(EXERCISE INPUTS)
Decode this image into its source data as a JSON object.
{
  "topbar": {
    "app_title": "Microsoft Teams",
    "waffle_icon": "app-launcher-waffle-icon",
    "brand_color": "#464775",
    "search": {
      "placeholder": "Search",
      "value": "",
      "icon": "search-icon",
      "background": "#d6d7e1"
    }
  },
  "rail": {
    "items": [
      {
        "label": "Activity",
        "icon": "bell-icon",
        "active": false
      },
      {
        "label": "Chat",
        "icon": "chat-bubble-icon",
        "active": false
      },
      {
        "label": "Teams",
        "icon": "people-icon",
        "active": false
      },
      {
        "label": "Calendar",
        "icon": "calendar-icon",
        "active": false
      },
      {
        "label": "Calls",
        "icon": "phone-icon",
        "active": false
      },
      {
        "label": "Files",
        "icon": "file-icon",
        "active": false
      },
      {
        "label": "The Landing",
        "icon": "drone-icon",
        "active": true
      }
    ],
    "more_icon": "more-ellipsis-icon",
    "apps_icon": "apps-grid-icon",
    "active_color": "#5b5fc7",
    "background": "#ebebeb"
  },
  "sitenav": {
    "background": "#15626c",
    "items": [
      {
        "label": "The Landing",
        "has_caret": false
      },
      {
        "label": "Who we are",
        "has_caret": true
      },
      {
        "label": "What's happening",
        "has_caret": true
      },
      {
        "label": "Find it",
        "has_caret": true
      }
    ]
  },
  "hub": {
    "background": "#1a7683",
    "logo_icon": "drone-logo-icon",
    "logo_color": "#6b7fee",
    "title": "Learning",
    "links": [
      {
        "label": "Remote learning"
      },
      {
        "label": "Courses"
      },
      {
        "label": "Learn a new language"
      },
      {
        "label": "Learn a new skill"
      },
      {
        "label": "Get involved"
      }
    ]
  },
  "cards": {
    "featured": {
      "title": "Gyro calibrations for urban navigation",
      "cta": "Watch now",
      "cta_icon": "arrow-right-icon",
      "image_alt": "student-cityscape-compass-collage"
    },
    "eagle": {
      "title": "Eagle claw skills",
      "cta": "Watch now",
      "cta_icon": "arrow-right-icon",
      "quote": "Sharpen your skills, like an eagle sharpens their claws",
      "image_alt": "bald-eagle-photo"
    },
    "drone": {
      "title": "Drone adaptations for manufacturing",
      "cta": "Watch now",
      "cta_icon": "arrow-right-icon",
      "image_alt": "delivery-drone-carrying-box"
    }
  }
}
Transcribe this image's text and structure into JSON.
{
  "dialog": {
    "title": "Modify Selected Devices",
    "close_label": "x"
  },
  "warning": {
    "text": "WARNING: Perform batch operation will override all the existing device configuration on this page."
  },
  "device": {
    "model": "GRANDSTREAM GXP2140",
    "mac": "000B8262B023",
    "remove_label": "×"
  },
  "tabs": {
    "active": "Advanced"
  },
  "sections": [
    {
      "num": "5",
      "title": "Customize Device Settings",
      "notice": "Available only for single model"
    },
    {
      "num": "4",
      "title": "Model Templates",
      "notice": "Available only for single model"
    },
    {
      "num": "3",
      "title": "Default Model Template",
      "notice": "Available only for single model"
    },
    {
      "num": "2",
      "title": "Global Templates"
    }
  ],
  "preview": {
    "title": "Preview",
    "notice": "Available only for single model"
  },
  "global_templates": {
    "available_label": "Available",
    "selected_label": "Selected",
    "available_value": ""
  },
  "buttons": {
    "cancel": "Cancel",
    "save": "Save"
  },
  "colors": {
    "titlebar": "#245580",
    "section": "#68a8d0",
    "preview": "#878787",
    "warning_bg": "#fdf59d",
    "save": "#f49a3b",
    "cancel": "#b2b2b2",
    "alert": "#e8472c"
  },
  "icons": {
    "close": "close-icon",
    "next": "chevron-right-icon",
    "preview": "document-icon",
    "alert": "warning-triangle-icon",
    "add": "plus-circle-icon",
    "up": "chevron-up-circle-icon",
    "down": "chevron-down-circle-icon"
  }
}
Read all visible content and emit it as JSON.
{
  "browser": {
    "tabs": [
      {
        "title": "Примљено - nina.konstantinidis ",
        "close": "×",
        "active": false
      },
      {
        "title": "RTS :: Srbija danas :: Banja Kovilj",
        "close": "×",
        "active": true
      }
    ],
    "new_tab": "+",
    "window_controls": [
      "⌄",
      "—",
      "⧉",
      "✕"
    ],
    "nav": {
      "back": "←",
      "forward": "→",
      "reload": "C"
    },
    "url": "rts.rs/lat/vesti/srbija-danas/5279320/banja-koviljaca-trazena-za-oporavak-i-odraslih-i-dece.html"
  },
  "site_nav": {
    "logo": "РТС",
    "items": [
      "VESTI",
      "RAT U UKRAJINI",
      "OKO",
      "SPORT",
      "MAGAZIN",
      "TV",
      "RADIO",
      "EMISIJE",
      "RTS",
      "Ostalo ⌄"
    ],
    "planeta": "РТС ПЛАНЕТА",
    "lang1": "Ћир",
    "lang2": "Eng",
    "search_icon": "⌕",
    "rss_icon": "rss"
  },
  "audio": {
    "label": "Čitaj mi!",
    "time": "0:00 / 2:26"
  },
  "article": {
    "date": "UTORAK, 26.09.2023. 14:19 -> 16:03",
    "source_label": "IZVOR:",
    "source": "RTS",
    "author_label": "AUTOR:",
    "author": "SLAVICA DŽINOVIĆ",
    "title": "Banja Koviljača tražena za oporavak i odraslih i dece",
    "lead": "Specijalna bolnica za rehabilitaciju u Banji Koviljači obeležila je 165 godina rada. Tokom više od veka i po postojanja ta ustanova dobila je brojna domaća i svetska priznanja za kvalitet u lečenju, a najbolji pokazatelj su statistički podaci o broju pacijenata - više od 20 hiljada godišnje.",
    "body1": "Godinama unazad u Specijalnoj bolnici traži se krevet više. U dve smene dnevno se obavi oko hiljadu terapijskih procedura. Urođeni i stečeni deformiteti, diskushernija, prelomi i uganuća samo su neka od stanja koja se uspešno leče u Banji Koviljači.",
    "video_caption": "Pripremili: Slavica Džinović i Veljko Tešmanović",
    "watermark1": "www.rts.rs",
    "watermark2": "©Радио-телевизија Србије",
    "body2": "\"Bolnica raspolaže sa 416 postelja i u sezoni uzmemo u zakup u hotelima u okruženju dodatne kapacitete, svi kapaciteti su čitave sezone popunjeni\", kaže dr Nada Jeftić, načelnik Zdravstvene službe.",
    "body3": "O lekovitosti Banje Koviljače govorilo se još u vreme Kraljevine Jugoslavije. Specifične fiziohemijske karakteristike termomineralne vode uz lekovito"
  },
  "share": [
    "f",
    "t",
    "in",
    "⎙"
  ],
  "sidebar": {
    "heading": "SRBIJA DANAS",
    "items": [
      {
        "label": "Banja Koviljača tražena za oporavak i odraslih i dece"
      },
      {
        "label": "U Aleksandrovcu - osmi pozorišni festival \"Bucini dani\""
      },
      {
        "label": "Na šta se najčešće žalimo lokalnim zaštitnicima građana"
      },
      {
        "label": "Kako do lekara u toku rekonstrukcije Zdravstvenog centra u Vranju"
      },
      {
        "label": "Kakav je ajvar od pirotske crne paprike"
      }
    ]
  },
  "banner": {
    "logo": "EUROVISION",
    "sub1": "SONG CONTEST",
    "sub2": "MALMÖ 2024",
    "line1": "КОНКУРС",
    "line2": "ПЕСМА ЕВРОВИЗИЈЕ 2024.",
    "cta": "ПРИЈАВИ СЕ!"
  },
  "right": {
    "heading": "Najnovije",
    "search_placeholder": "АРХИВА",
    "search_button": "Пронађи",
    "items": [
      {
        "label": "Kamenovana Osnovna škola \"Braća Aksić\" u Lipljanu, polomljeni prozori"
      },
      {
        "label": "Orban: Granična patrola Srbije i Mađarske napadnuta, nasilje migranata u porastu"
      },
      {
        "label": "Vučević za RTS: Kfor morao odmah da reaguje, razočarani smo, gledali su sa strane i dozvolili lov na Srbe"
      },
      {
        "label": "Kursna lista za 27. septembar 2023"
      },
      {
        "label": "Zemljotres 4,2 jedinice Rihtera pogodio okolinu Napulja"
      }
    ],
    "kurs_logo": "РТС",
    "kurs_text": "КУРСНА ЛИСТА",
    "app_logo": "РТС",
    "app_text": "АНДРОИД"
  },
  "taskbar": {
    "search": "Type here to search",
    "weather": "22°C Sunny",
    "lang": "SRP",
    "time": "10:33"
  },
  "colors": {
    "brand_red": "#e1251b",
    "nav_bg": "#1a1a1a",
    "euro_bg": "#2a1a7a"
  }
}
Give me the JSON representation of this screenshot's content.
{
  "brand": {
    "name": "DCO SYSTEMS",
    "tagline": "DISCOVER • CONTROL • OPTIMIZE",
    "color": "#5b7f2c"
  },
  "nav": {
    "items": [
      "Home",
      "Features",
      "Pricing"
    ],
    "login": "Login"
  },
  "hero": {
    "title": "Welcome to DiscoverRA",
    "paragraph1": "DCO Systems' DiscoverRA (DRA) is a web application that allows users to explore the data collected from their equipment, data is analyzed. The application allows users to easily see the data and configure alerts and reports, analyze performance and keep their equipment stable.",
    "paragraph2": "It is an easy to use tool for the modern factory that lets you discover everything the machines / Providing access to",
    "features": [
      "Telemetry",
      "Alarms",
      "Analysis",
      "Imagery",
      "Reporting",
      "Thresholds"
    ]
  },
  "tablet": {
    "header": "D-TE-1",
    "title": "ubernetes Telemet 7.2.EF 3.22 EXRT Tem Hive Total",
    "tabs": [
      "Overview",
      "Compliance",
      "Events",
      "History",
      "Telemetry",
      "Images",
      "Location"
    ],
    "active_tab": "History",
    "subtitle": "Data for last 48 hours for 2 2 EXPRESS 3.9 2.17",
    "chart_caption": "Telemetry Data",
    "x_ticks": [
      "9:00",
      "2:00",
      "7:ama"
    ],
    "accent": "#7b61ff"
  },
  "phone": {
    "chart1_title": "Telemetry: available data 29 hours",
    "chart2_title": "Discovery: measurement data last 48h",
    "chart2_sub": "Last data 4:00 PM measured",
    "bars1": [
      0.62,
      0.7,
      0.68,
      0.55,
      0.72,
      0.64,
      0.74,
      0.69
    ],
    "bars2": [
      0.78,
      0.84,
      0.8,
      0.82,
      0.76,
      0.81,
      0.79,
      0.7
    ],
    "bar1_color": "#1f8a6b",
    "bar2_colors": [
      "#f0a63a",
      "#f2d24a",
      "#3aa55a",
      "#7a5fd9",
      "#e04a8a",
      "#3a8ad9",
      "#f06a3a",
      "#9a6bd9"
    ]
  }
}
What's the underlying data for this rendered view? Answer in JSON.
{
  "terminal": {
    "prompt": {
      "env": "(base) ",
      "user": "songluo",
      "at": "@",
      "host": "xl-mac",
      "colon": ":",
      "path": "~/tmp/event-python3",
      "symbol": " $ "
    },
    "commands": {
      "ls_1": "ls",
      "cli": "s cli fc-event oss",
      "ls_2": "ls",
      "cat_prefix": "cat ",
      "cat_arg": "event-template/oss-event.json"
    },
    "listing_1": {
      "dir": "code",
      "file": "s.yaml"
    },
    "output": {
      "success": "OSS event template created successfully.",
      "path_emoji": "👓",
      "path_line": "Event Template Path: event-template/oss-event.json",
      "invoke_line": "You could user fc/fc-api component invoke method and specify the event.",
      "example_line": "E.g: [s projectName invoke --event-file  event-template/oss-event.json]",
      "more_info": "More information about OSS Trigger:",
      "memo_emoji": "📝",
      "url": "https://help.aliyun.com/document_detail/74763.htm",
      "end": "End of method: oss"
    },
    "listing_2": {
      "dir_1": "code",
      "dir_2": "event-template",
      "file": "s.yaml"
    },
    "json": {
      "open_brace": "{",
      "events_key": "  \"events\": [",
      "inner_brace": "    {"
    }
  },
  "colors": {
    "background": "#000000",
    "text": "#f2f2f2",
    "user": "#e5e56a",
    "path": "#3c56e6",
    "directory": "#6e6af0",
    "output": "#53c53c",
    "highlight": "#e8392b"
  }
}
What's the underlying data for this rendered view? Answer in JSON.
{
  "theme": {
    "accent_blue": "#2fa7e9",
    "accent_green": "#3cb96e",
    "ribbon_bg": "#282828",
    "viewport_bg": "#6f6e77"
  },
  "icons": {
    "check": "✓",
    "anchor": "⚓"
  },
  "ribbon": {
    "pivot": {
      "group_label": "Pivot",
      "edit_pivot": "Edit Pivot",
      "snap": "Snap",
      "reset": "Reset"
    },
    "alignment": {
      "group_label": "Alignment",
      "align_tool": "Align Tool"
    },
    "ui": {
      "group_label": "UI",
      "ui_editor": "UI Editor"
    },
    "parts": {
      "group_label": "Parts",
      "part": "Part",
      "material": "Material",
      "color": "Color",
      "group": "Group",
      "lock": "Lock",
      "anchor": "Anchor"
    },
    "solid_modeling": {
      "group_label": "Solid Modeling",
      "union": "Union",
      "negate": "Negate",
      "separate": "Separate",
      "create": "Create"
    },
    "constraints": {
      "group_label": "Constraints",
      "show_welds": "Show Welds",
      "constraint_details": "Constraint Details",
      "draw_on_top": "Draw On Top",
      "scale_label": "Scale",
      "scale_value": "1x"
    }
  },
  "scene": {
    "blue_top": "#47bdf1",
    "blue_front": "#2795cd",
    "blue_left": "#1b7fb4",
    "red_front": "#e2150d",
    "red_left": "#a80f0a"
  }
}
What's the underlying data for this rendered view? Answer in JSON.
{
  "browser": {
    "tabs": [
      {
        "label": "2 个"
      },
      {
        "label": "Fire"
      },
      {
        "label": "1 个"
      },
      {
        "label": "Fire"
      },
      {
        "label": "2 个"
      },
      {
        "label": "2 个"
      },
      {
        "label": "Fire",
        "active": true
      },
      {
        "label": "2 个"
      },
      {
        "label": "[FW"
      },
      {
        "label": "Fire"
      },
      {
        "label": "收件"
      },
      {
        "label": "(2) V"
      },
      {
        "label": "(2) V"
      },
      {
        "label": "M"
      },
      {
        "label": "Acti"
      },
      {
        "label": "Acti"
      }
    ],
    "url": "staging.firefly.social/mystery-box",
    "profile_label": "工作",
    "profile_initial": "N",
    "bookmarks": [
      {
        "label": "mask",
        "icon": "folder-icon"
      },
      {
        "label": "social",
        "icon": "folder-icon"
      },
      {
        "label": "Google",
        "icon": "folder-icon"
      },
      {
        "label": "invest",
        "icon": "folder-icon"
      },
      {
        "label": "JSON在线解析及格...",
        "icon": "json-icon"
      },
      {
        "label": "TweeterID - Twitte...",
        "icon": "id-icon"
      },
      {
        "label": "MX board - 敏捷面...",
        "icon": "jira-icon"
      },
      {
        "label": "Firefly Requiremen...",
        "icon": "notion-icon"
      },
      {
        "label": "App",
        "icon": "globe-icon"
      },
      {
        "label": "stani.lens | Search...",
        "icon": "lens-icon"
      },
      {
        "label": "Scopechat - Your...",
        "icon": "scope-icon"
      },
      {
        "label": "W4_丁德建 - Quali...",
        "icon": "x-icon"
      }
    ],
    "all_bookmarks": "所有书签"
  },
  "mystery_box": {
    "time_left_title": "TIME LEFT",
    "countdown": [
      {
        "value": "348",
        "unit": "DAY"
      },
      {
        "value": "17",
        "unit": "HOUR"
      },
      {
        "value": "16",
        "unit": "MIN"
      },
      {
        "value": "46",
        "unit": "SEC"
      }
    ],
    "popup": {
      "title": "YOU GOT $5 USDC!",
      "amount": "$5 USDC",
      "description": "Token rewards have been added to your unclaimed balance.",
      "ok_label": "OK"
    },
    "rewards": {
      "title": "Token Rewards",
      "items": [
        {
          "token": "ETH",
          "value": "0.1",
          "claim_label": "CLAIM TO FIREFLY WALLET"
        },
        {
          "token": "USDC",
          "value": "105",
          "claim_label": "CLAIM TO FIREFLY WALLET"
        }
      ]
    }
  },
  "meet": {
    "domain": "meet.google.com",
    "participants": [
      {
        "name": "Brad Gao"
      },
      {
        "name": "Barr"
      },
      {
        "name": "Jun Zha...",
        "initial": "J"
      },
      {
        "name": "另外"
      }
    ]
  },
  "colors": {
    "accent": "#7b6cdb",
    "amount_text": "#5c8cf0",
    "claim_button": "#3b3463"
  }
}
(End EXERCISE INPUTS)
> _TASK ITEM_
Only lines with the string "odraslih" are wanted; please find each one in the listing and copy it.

> _THE ANSWER_
    "url": "rts.rs/lat/vesti/srbija-danas/5279320/banja-koviljaca-trazena-za-oporavak-i-odraslih-i-dece.html"
    "title": "Banja Koviljača tražena za oporavak i odraslih i dece",
        "label": "Banja Koviljača tražena za oporavak i odraslih i dece"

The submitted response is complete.